Problem to work on: Below is a set of records. Repeat them verbatim without the pictures.

___ Dataset ___

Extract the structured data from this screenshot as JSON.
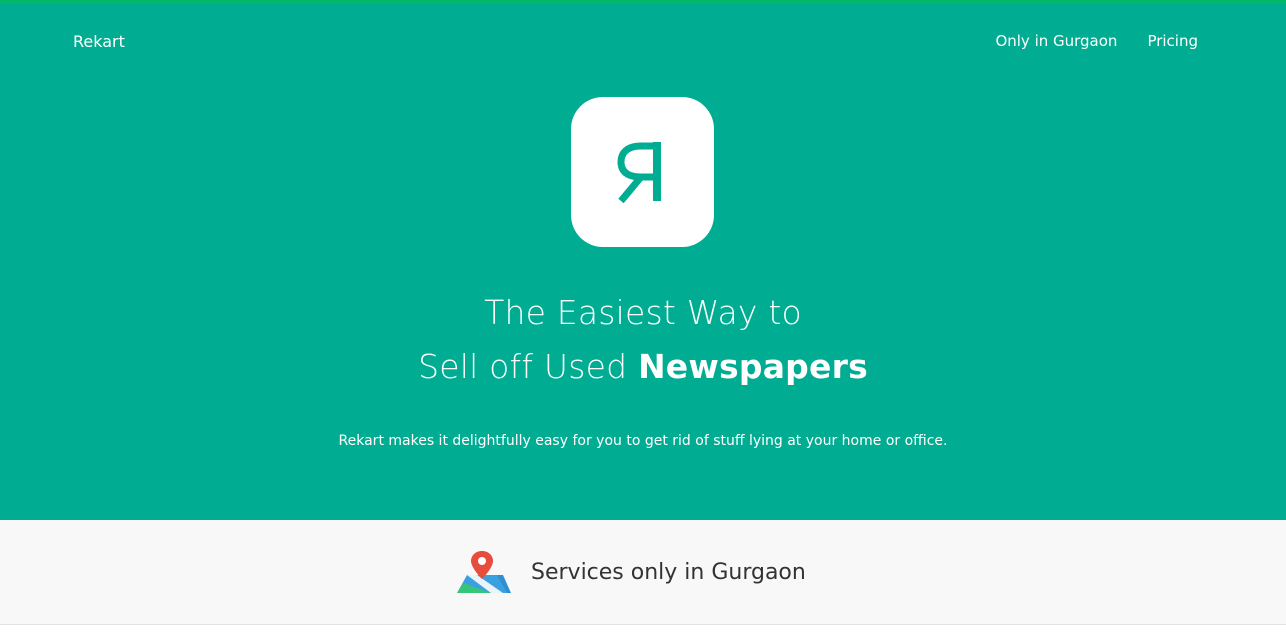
{
  "brand": {
    "name": "Rekart",
    "logo_glyph": "Я"
  },
  "nav": {
    "items": [
      {
        "label": "Only in Gurgaon"
      },
      {
        "label": "Pricing"
      }
    ]
  },
  "hero": {
    "headline_line1": "The Easiest Way to",
    "headline_line2_prefix": "Sell off Used",
    "headline_line2_emphasis": "Newspapers",
    "tagline": "Rekart makes it delightfully easy for you to get rid of stuff lying at your home or office."
  },
  "service": {
    "text": "Services only in Gurgaon",
    "icon": "map-pin-icon"
  },
  "colors": {
    "primary": "#01ad92",
    "accent_top": "#02b86b",
    "strip_bg": "#f8f8f8",
    "pin": "#e84c3d"
  }
}
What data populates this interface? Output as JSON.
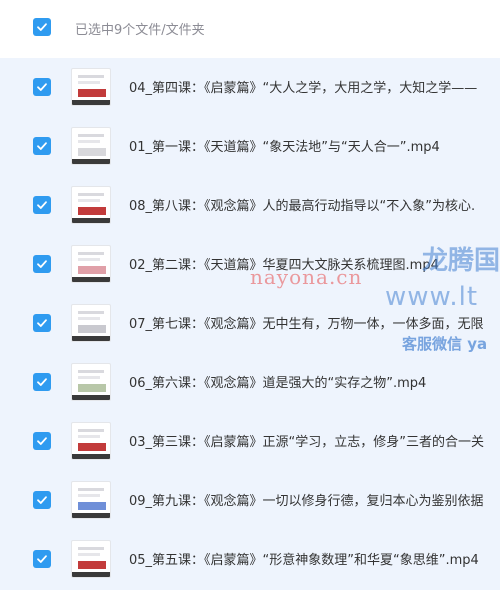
{
  "colors": {
    "accent": "#2f9bf0",
    "list_bg": "#eef4fd",
    "text": "#333333",
    "muted_text": "#8c8c95"
  },
  "header": {
    "select_all_checked": true,
    "selection_label": "已选中9个文件/文件夹"
  },
  "files": [
    {
      "name": "04_第四课：《启蒙篇》“大人之学，大用之学，大知之学——",
      "checked": true
    },
    {
      "name": "01_第一课：《天道篇》“象天法地”与“天人合一”.mp4",
      "checked": true
    },
    {
      "name": "08_第八课：《观念篇》人的最高行动指导以“不入象”为核心.",
      "checked": true
    },
    {
      "name": "02_第二课：《天道篇》华夏四大文脉关系梳理图.mp4",
      "checked": true
    },
    {
      "name": "07_第七课：《观念篇》无中生有，万物一体，一体多面，无限",
      "checked": true
    },
    {
      "name": "06_第六课：《观念篇》道是强大的“实存之物”.mp4",
      "checked": true
    },
    {
      "name": "03_第三课：《启蒙篇》正源“学习，立志，修身”三者的合一关",
      "checked": true
    },
    {
      "name": "09_第九课：《观念篇》一切以修身行德，复归本心为鉴别依据",
      "checked": true
    },
    {
      "name": "05_第五课：《启蒙篇》“形意神象数理”和华夏“象思维”.mp4",
      "checked": true
    }
  ],
  "watermarks": {
    "site_cn": "nayona.cn",
    "brand": "龙腾国",
    "site_url": "www.lt",
    "wechat": "客服微信 ya"
  }
}
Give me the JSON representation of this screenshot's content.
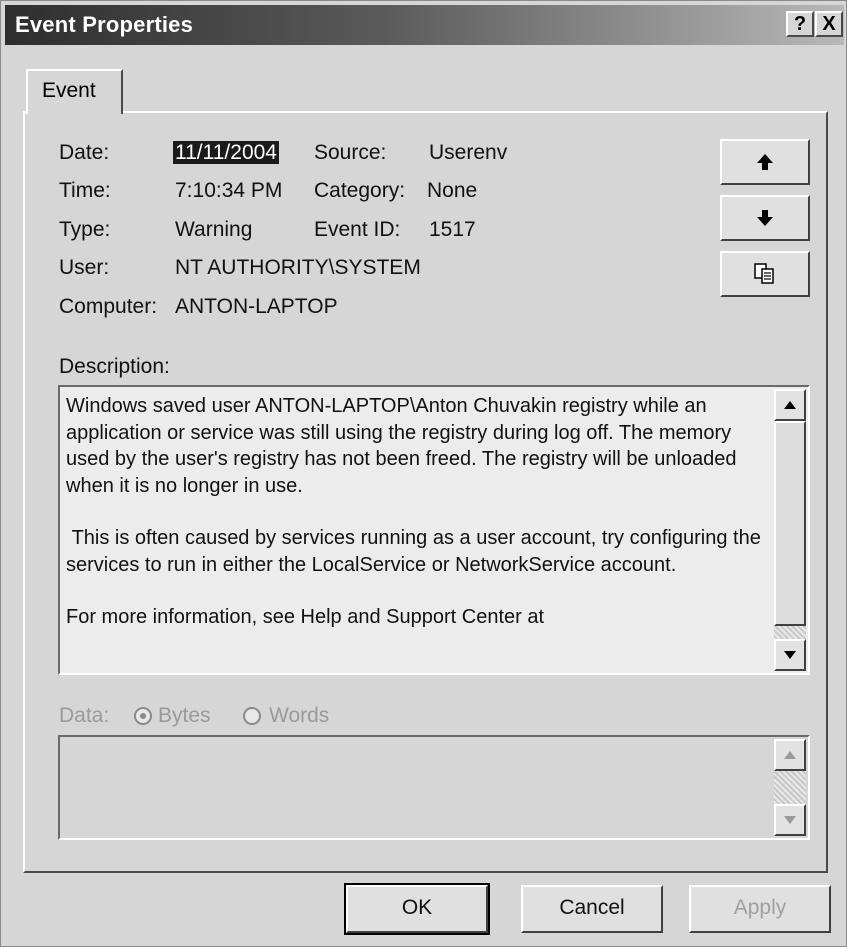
{
  "window": {
    "title": "Event Properties",
    "help_label": "?",
    "close_label": "X"
  },
  "tabs": [
    {
      "label": "Event",
      "active": true
    }
  ],
  "event": {
    "date_label": "Date:",
    "date_value": "11/11/2004",
    "time_label": "Time:",
    "time_value": "7:10:34 PM",
    "type_label": "Type:",
    "type_value": "Warning",
    "user_label": "User:",
    "user_value": "NT AUTHORITY\\SYSTEM",
    "computer_label": "Computer:",
    "computer_value": "ANTON-LAPTOP",
    "source_label": "Source:",
    "source_value": "Userenv",
    "category_label": "Category:",
    "category_value": "None",
    "event_id_label": "Event ID:",
    "event_id_value": "1517"
  },
  "side_buttons": {
    "previous_icon": "arrow-up-icon",
    "next_icon": "arrow-down-icon",
    "copy_icon": "copy-icon"
  },
  "description": {
    "label": "Description:",
    "paragraphs": [
      "Windows saved user ANTON-LAPTOP\\Anton Chuvakin registry while an application or service was still using the registry during log off. The memory used by the user's registry has not been freed. The registry will be unloaded when it is no longer in use.",
      " This is often caused by services running as a user account, try configuring the services to run in either the LocalService or NetworkService account.",
      "For more information, see Help and Support Center at"
    ]
  },
  "data_section": {
    "label": "Data:",
    "bytes_label": "Bytes",
    "words_label": "Words",
    "selected": "Bytes"
  },
  "buttons": {
    "ok": "OK",
    "cancel": "Cancel",
    "apply": "Apply"
  }
}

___

Worked solution:
Extract the structured data from this screenshot as JSON.
{
  "brand": {
    "name": "Rekart",
    "logo_glyph": "Я"
  },
  "nav": {
    "items": [
      {
        "label": "Only in Gurgaon"
      },
      {
        "label": "Pricing"
      }
    ]
  },
  "hero": {
    "headline_line1": "The Easiest Way to",
    "headline_line2_prefix": "Sell off Used",
    "headline_line2_emphasis": "Newspapers",
    "tagline": "Rekart makes it delightfully easy for you to get rid of stuff lying at your home or office."
  },
  "service": {
    "text": "Services only in Gurgaon",
    "icon": "map-pin-icon"
  },
  "colors": {
    "primary": "#01ad92",
    "accent_top": "#02b86b",
    "strip_bg": "#f8f8f8",
    "pin": "#e84c3d"
  }
}
What data populates this interface? Output as JSON.
{
  "colors": {
    "accent": "#2f9bf0",
    "list_bg": "#eef4fd",
    "text": "#333333",
    "muted_text": "#8c8c95"
  },
  "header": {
    "select_all_checked": true,
    "selection_label": "已选中9个文件/文件夹"
  },
  "files": [
    {
      "name": "04_第四课：《启蒙篇》“大人之学，大用之学，大知之学——",
      "checked": true
    },
    {
      "name": "01_第一课：《天道篇》“象天法地”与“天人合一”.mp4",
      "checked": true
    },
    {
      "name": "08_第八课：《观念篇》人的最高行动指导以“不入象”为核心.",
      "checked": true
    },
    {
      "name": "02_第二课：《天道篇》华夏四大文脉关系梳理图.mp4",
      "checked": true
    },
    {
      "name": "07_第七课：《观念篇》无中生有，万物一体，一体多面，无限",
      "checked": true
    },
    {
      "name": "06_第六课：《观念篇》道是强大的“实存之物”.mp4",
      "checked": true
    },
    {
      "name": "03_第三课：《启蒙篇》正源“学习，立志，修身”三者的合一关",
      "checked": true
    },
    {
      "name": "09_第九课：《观念篇》一切以修身行德，复归本心为鉴别依据",
      "checked": true
    },
    {
      "name": "05_第五课：《启蒙篇》“形意神象数理”和华夏“象思维”.mp4",
      "checked": true
    }
  ],
  "watermarks": {
    "site_cn": "nayona.cn",
    "brand": "龙腾国",
    "site_url": "www.lt",
    "wechat": "客服微信 ya"
  }
}
Give me the JSON representation of this screenshot's content.
{
  "window": {
    "title": "Event Properties",
    "help_label": "?",
    "close_label": "X"
  },
  "tabs": [
    {
      "label": "Event",
      "active": true
    }
  ],
  "event": {
    "date_label": "Date:",
    "date_value": "11/11/2004",
    "time_label": "Time:",
    "time_value": "7:10:34 PM",
    "type_label": "Type:",
    "type_value": "Warning",
    "user_label": "User:",
    "user_value": "NT AUTHORITY\\SYSTEM",
    "computer_label": "Computer:",
    "computer_value": "ANTON-LAPTOP",
    "source_label": "Source:",
    "source_value": "Userenv",
    "category_label": "Category:",
    "category_value": "None",
    "event_id_label": "Event ID:",
    "event_id_value": "1517"
  },
  "side_buttons": {
    "previous_icon": "arrow-up-icon",
    "next_icon": "arrow-down-icon",
    "copy_icon": "copy-icon"
  },
  "description": {
    "label": "Description:",
    "paragraphs": [
      "Windows saved user ANTON-LAPTOP\\Anton Chuvakin registry while an application or service was still using the registry during log off. The memory used by the user's registry has not been freed. The registry will be unloaded when it is no longer in use.",
      " This is often caused by services running as a user account, try configuring the services to run in either the LocalService or NetworkService account.",
      "For more information, see Help and Support Center at"
    ]
  },
  "data_section": {
    "label": "Data:",
    "bytes_label": "Bytes",
    "words_label": "Words",
    "selected": "Bytes"
  },
  "buttons": {
    "ok": "OK",
    "cancel": "Cancel",
    "apply": "Apply"
  }
}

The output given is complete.